"But it will also provide a year of racing experience we couldn't provide for him in New Zealand. He will be racing against the world's best and set himself up for opportunities heading into London [in 2012]."
Van Velthooven is part of an exciting posse of young New Zealand sprinters making a significant impression on the world scene.
Changes to the Olympic programme, which has seen a move away from a focus on endurance events to sprint ones, mean BikeNZ have had to change some of their priorities.
But their sprint programme is well ahead of where they expected it to be and there's a good chance sprinters will pick up medals not only at this year's Commonwealth Games but also the London Olympics. New Zealand has never won a medal in a sprint event at Olympic level.
Keirin riders go into lockdown three days before a race. They move into fairly spartan headquarters where they must hand over any means of contact with the outside world, including mobile phones and laptops.
It is all done because of the massive betting industry and the fear of collusion and corruption.
Odds are offered on any finishing position, including last, and it wouldn't be difficult for a rider to agree to finish at the tail of the field to ensure a payout.
Punters, however, are given some information to help. Each rider declares on the eve of the race what position they will adopt - senko (leadout; must attack 400m before the finish), makuri (second, sometimes third wheel; must not attack before 300m) and oikona (third, sometimes fourth wheel; must not attack before 150m) - and how they are feeling. It all helps the form guide.
"This is locked in with the newspapers and TVs and then there is nothing that can be done to change it," says Van Velthooven, who has already been nicknamed The Rhino because he's that much bigger than his opponents. "Tactics and gear selection go out to all the bookies and then people start to bet according to that information.
"There is pressure to perform every day. Every race we do it 100 per cent full-on. We don't get that in New Zealand, maybe two or three times a year, but over here it's two or three times a month.
"We are definitely objects. The Japanese riders are a bit like horses. They want to beat the internationals so the money goes to a local rider but they respect us because we are helping to put more money into the pockets with higher purses at each race."
The money is one of the reasons hundreds of young riders aged 18-22 apply to go to keirin school each year. The school typically accepts only 10 per cent of applicants and the successful ones undergo an intensive 10-month programme to learn the rules, etiquette and skills required to race professionally.
The school is located on the outskirts of Shuzenji, about an hour south of Tokyo, and 7km up a steep mountain. It's also where Van Velthooven lives, although he isn't subjected to the intensive regime.
"It's just like sumo camp," Van Velthooven says. "All these teenagers are running around getting harassed by their teachers and learning the ways of the keirin riders.

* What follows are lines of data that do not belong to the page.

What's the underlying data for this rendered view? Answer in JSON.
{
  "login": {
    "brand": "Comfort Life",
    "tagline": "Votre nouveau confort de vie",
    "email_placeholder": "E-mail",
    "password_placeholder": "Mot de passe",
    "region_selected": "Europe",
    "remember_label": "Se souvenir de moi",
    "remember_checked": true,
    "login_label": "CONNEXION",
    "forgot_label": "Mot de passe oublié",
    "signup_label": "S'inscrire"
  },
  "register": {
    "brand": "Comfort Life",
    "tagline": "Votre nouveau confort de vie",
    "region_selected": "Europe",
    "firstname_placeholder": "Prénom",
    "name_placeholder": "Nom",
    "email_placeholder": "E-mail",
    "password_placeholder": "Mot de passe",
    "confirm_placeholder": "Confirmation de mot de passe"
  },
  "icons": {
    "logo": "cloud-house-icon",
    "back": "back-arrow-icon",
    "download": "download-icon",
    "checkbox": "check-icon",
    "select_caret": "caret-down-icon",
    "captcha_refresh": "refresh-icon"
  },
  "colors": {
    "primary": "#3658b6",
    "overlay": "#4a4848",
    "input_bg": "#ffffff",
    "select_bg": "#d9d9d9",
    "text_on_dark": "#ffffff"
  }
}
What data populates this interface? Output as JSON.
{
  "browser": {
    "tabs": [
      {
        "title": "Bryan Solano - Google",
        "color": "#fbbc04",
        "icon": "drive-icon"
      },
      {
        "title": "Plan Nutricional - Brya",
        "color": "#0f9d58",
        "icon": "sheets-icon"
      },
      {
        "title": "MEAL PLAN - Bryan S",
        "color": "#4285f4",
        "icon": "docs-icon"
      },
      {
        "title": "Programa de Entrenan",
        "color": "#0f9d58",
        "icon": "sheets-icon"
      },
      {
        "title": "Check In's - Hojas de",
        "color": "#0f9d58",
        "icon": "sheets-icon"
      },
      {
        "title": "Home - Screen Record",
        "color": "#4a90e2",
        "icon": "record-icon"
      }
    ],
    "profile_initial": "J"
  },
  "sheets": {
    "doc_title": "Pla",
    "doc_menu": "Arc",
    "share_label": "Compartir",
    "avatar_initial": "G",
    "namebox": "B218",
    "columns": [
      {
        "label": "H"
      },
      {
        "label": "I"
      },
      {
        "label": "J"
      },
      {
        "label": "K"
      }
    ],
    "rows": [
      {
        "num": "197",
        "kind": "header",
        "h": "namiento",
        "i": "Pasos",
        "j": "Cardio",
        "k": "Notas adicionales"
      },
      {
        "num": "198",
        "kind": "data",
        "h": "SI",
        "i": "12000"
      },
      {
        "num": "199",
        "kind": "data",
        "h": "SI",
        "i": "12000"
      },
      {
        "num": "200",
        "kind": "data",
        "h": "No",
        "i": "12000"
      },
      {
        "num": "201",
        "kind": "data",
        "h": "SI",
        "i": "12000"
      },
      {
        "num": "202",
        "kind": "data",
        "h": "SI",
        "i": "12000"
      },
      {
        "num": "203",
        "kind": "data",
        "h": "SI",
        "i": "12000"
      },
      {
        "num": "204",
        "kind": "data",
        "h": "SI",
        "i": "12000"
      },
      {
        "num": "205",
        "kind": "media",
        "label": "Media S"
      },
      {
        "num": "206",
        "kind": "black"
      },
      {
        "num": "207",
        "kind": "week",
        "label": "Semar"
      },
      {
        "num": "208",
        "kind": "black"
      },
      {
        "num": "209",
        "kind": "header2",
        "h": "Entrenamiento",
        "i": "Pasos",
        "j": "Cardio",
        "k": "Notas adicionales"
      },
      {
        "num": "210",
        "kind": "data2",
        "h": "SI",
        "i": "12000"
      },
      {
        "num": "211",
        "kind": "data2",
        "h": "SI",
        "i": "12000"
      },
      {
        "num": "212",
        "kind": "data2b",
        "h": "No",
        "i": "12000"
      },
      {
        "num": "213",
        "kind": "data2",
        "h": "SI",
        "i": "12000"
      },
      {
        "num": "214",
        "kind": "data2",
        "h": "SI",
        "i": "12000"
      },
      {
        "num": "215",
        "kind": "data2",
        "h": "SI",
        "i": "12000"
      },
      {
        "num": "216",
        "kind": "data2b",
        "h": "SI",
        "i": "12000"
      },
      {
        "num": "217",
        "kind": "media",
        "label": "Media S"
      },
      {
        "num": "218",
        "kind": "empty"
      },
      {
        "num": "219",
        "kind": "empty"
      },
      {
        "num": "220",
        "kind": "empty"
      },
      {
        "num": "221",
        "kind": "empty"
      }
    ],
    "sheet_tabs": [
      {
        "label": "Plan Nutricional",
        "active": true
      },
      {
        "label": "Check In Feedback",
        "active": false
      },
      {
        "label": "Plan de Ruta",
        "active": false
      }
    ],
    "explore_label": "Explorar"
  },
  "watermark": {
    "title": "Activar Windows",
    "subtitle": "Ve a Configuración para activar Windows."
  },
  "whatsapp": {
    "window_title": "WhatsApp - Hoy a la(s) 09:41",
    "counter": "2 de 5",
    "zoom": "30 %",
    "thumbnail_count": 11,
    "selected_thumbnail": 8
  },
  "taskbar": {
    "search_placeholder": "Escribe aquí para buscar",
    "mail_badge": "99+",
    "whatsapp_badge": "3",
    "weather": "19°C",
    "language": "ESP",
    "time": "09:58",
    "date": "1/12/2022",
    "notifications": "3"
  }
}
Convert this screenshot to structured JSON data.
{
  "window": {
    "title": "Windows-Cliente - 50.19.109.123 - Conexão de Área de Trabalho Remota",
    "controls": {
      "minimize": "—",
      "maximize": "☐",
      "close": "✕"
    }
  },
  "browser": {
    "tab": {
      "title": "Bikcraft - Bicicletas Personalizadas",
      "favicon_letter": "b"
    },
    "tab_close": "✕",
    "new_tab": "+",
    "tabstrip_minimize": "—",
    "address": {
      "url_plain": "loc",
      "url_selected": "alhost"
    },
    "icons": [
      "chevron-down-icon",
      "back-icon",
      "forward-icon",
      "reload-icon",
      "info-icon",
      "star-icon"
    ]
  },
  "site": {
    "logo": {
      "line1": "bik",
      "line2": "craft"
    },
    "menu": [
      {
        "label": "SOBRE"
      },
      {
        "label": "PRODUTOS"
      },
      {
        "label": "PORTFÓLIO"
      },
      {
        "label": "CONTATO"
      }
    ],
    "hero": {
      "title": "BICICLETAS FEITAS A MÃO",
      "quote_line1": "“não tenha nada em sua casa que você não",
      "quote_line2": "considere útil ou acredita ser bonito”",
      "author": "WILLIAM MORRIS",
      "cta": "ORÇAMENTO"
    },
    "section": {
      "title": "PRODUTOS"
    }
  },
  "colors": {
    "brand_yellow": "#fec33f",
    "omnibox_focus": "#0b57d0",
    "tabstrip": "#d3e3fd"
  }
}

"The school is a nice place but it would have been much nicer back in the '80s and '90s. There hasn't been much doing-up around the place at all - although you could eat off any surface [it's that clean]. But it has everything I need - there are four tracks to train on and two gyms.
"The international riders did it for 10 days because we need a licence to compete. What we learned was good for rules and regulations but it didn't prepare us for the real thing."
Despite the school pumping out 150 young keirin riders each year, most riders are in their thirties. There are 4000 registered riders in Japan and it's not uncommon for someone to compete into his fifties. The oldest racer ever, Uemura San, was 60 when he retired from the track.
The top riders become national heroes but are little known outside Japan. But because of the Japanese tradition and influence, keirin was added to the international track programme in 1980 and as an Olympic discipline in 2000.
Van Velthooven has signed up to the Japanese circuit for two years and already wants to extend it because of the financial rewards. But there is nowhere better for him to learn his craft.
The money is good, but an Olympic medal would be even better.